Twenty Minutes: Walking on Snowdon

A refreshingly underawed nature writer.

To mark St David's Day, the crime noir novelist and one-time Booker judge Russell Celyn Jones recalled, in a quiet monologue of welcomely high quality (1 March, 7.30pm), a memorable walk on Snowdon - a day that started with him driving over and killing a pheasant. This brought on an inexplicable pain in his shoulders, lungs and heart, which felt as if it was "about to burst through the ribs". If all this sounds theatrical, it didn't come over that way when he was speaking and, in many ways, it set a nice, sinister tone to the essay, especially since it also featured a sphinx-like woman called Rachel (presumably Jones's wife), whom he described sitting there, warning about omens and asking, "Is this mountain male or female?" Yes, the whole thing was a bit Rachel-centric.
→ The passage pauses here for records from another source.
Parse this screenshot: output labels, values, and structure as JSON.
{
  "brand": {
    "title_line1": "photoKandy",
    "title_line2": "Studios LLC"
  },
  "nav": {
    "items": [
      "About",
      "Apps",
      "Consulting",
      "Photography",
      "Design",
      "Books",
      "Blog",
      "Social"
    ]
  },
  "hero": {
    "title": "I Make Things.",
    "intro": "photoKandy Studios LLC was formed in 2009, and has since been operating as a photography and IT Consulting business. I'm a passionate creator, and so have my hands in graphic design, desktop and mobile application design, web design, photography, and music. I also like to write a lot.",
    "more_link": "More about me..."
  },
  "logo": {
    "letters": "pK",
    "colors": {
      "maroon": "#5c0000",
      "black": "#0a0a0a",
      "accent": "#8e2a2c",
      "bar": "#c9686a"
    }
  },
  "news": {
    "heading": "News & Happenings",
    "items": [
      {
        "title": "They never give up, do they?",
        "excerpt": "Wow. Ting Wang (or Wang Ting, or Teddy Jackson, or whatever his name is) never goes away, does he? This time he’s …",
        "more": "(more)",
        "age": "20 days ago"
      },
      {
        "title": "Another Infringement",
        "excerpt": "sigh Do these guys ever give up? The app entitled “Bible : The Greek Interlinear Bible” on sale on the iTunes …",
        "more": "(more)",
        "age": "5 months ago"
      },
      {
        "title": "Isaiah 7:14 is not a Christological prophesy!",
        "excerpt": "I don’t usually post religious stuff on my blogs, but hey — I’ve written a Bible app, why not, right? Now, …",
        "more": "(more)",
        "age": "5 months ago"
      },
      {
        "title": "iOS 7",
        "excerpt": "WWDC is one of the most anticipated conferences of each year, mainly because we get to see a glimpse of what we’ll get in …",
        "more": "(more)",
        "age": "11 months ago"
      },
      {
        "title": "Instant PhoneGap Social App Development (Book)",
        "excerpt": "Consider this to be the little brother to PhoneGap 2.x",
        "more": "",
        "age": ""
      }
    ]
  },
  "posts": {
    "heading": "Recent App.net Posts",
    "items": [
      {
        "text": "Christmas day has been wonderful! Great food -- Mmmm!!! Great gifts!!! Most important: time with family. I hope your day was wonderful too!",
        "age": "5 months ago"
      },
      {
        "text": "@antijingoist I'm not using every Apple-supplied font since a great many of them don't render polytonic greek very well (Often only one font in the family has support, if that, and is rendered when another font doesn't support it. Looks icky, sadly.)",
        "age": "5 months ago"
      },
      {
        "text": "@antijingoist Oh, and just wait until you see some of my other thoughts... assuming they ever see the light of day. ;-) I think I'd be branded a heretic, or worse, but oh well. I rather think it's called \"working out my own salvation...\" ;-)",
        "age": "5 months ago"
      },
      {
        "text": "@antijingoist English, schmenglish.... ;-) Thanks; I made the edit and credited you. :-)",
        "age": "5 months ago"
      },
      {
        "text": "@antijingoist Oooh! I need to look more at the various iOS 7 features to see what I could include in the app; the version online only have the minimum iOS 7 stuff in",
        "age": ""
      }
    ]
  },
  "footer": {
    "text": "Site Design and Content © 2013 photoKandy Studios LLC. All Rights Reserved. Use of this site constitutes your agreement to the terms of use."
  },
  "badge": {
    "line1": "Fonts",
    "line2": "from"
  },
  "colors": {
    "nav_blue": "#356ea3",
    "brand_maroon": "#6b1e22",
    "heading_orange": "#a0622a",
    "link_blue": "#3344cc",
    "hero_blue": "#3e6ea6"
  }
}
“So, I say to Rachel," Jones seemed always to be saying, and then "to which she replies", and so on. At first, much of what Jones recalled concerning Snowdonia and hiking in general was to be expected: Roman legions, Words­worth and slate mines. Rachel spoke about Gladstone and his prostitutes. So Jones upped his game - as one does in the presence of someone to whom one is in thrall - and started to note the excess of quartz lying around and the feral goats and he said that Snowdon felt to him to be merely asleep rather than dead. Rachel (with some genius, no?) said that the light on the mountain reminded her of "painkillers".

All of this, Jones delivered in the most unpractised yet charming way. There were moments when one suspected that he hadn't seen the text for a while or that he was reading it out loud for the first time. "I thought about . . . soldiers . . . disabled in Afghanistan and Iraq," he said. "Soldiers" sounded odd, as though it were a new word. What a relief to be released, momentarily, from the slick, lit-fest, "wonder-filled" delivery ("wonder" is an international language and is understood everywhere) of the professional wild writer and psychogeographer - those voices that are forever finding wilderness and beauty in a derelict power station or discarded bin liner. They always come across as pushy and yet simultaneously wet and weirdly indistinct, whereas Jones was as clear as a silhouette cut from black paper. He had character (and Rachel had balls).